Similarly, switching back and forth between the two poles of a dichotomy – Inversion – is also a meta-model.”

Weird rituals

Be your unapologetically weird self. (Chris Sacca)


Fragments from imaginary dialogues

“Do you have any weird rituals?”

“Oh, yes.”

“Tell me one.”

“I have a ritual of kissing my tattoos.

(The Obstacle is the Way [<link; short length] on my left forearm, and Connections on the right forearm)

It’s a symbolic act.

I’m kissing my beautiful BodyMind, which I’m deeply grateful for, and consider sacred.

And I’m kissing the ideas the tattoos express. Those are deep ideas which encode my entire life philosophy and system of thought.”

The Obstacle is the Way 4

Life happens FOR me not to me. (Tony Robbins)


Fragments from imaginary dialogues

“I remember the first time I read this quote.
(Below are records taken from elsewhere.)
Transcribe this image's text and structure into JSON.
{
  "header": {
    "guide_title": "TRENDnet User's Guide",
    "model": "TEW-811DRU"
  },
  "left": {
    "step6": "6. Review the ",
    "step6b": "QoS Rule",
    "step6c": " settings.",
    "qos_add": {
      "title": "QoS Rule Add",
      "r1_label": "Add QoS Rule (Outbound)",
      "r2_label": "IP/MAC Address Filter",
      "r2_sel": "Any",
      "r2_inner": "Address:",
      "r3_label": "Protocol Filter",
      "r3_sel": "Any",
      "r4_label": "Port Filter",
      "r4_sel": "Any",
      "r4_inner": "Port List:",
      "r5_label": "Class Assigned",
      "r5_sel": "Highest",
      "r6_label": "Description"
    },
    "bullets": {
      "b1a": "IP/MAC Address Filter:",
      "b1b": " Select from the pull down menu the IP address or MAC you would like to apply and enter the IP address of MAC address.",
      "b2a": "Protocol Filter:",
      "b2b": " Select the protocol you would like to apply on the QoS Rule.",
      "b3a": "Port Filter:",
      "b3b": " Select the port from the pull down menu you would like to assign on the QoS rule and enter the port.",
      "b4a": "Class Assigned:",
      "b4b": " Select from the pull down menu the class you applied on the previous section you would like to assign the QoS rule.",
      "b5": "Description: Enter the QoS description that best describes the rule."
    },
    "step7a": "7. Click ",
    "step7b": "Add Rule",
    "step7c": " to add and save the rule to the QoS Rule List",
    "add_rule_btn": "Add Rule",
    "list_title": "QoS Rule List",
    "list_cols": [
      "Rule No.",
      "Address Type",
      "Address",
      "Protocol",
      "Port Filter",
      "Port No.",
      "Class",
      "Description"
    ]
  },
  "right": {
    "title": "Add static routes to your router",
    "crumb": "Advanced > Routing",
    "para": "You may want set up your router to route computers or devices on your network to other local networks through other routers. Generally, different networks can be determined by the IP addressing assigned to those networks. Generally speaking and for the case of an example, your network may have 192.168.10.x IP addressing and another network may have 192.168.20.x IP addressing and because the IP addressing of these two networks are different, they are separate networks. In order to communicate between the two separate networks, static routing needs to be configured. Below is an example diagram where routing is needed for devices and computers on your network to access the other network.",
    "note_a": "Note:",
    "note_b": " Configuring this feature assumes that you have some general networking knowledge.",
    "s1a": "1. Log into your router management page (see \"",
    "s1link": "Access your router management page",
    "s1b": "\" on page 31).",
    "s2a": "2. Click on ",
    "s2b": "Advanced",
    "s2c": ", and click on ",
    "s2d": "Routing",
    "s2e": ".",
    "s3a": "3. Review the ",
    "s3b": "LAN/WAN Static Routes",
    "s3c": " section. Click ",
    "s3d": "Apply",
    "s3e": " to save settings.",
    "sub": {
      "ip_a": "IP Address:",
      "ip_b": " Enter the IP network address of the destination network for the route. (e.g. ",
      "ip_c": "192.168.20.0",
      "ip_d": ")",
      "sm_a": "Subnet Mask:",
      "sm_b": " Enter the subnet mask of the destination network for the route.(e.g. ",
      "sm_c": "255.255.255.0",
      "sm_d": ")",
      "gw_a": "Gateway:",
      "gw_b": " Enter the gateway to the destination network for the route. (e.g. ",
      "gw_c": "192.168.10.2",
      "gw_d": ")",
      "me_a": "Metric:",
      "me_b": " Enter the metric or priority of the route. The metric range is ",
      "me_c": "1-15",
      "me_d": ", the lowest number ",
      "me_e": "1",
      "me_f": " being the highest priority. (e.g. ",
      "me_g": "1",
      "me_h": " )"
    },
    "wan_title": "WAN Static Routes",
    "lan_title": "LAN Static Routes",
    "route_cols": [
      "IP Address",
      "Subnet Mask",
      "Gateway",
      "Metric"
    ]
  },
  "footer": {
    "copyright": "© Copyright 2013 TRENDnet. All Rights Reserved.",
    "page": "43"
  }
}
It didn’t make sense. All I could think of were counter-examples.”

“Did it start making sense?”

“I’ve since realized that man is a Creator of Meaning.

There’s a concept I like a lot from Alan Watts, what he called ‘axioms of living‘, an implicit set of rules and assumptions that guide our life. As a side note, I’ve expanded the concept to include what I called ‘axioms of being‘, implicit metaphysical assumptions about the nature of reality.

Even if the quote did not make sense back then, I realized there’s a huge potential in it. I realized how powerful it would be if integrated as an axiom of living.”

“Did you manage to realize that potential?”

“To a large extent, yes.”

“How?”

“EVERY challenge we face in life can be metaphorically viewed as an obstacle.

EVERY obstacle is an opportunity to learn and grow.

We NEED obstacles in order to grow and realize our potential. Obstacles are ESSENTIAL.

In Ryan Holiday’s words, ‘The Obstacle is the Way‘. This has become one of my central axioms of living, which I now have tattooed on my left forearm.

Obstacles are essential to our growth, and life constantly presents us with obstacles. I choose to believe that life presents us with obstacles SO THAT we may grow. This has become another of my central axioms of living.

With this axiom in place, EVERY obstacle becomes a Gift, something to be profoundly grateful for.

Can you see how powerful this can be?”